Lines with the word "Settings" are the answer; copy each of them from the data below.

__Data__.
===============
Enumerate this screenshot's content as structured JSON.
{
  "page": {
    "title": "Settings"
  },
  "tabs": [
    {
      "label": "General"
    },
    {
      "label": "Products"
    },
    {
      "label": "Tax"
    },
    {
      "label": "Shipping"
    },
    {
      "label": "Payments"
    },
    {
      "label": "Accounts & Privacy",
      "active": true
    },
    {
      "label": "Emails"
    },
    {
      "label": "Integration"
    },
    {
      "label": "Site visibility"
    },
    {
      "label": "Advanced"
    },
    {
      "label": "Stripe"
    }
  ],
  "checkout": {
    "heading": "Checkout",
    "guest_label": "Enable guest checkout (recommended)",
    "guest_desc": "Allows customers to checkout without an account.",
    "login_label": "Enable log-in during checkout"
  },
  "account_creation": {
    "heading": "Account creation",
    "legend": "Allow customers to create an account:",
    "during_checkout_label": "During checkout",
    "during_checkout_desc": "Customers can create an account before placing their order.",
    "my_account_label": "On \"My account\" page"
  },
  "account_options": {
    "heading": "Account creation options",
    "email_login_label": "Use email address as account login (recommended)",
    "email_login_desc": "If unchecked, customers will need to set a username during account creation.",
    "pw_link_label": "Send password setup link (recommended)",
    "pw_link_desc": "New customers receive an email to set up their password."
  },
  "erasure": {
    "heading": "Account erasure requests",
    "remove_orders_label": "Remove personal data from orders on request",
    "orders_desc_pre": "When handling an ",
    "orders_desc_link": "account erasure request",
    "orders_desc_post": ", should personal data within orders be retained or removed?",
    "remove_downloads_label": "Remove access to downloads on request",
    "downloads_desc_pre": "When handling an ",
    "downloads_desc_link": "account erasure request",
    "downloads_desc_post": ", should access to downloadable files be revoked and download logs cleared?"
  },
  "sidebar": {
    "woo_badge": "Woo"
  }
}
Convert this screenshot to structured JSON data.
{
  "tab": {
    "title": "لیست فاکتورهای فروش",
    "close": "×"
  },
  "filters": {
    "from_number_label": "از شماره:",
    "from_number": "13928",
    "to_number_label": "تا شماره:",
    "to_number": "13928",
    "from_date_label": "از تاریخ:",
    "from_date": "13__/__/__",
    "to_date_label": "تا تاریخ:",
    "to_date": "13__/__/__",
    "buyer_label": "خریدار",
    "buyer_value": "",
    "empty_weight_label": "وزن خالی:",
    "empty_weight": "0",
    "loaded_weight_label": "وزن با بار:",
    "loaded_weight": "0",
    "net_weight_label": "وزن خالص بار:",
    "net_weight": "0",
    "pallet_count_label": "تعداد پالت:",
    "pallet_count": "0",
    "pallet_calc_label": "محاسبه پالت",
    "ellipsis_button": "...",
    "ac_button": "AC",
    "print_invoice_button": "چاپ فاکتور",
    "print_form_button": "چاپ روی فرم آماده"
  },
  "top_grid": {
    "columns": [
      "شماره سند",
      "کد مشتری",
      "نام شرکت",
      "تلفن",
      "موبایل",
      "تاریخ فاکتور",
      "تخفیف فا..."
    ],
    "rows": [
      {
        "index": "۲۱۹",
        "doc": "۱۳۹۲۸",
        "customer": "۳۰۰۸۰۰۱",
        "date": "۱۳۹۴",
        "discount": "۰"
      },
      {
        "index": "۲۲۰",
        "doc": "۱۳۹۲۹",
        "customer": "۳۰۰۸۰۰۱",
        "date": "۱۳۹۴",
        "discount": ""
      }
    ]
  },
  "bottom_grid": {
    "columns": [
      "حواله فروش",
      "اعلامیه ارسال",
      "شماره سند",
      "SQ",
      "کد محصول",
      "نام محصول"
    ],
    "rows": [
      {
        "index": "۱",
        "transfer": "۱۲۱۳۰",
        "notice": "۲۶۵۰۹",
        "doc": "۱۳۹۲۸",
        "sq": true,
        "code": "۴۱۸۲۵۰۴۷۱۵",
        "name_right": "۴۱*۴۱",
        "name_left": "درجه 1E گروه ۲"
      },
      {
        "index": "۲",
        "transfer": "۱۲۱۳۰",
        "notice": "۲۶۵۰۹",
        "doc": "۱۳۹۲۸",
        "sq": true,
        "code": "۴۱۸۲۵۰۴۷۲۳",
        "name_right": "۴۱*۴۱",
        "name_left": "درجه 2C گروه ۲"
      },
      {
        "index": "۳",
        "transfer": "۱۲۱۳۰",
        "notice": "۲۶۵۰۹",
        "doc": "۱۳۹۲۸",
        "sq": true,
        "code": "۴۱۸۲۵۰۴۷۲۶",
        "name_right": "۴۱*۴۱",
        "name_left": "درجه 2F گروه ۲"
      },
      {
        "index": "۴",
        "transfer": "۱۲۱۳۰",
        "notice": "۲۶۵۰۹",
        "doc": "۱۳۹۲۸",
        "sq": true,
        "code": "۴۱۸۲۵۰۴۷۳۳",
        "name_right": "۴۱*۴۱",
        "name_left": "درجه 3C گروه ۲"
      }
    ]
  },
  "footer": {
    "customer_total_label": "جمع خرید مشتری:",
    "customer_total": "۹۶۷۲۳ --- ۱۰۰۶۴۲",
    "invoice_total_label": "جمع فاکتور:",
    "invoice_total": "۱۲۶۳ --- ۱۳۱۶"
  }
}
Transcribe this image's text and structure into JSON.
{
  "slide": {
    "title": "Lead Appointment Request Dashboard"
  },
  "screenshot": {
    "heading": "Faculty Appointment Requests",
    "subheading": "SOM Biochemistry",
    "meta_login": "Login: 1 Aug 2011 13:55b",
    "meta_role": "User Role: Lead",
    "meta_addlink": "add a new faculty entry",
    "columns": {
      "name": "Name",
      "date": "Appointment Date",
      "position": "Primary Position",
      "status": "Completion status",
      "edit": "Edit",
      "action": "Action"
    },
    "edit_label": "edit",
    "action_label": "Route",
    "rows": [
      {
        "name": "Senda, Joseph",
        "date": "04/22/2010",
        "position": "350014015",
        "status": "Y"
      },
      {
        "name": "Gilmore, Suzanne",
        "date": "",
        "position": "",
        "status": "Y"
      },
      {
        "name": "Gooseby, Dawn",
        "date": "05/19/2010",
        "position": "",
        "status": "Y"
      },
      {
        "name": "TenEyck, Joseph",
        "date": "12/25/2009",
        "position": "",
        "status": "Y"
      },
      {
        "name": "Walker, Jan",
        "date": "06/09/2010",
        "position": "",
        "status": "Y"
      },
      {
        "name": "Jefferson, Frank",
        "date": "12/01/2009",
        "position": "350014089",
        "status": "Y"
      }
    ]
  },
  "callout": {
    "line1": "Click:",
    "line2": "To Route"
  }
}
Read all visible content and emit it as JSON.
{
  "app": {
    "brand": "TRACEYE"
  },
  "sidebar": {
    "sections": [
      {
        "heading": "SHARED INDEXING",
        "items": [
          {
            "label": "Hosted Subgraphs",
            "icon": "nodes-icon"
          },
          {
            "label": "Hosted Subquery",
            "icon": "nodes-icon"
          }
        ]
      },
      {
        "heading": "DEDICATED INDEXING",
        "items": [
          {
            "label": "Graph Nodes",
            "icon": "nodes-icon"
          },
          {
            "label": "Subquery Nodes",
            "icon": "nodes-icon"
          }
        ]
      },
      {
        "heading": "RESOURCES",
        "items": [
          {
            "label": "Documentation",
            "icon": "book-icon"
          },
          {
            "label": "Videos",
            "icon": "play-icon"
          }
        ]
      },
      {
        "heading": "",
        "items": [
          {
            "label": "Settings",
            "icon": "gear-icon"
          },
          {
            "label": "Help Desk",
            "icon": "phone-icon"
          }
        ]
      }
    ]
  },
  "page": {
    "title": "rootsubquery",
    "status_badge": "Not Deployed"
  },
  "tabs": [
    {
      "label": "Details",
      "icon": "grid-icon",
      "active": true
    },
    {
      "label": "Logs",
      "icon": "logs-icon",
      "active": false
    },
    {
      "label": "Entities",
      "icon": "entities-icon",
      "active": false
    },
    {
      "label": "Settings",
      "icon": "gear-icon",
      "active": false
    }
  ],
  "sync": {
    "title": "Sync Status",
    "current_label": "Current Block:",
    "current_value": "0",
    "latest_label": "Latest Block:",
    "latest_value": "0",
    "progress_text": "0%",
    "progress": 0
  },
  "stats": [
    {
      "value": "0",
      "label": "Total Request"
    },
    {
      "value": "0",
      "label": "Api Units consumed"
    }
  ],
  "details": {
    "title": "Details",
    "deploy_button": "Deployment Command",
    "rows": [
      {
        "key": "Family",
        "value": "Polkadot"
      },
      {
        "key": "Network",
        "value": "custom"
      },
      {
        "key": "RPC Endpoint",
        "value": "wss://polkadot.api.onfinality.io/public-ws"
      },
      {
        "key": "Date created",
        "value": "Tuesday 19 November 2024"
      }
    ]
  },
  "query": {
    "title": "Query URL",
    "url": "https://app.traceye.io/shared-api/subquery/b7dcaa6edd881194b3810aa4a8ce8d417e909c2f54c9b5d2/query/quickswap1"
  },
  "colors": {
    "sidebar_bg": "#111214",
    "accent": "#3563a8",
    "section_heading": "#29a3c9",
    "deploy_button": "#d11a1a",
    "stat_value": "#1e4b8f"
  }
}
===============
__Answer space__.
    "title": "Settings"
            "label": "Settings",
      "label": "Settings",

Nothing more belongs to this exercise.